■ Work instruction ■
In the material below, the lines containing the word "previous" are required; copy each of them.

■ Exercise input ■
============================================================

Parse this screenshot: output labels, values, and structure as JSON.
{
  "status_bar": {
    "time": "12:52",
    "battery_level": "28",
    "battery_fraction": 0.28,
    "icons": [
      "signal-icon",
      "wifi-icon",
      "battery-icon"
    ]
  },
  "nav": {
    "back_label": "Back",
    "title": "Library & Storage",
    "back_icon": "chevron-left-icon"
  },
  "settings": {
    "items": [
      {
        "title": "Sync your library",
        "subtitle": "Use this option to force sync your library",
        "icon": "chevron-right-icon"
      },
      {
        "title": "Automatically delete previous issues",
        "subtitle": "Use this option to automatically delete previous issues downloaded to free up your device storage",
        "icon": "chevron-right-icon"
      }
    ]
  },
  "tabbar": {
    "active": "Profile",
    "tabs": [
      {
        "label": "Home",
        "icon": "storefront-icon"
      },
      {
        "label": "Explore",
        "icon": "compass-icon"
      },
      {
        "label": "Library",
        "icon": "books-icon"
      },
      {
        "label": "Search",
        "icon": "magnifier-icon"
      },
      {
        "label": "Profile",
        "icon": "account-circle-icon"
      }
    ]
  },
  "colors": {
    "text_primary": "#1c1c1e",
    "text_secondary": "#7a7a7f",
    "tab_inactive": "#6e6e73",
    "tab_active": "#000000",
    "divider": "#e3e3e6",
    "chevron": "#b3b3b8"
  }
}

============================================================

■ Written answer ■
        "title": "Automatically delete previous issues",
        "subtitle": "Use this option to automatically delete previous issues downloaded to free up your device storage",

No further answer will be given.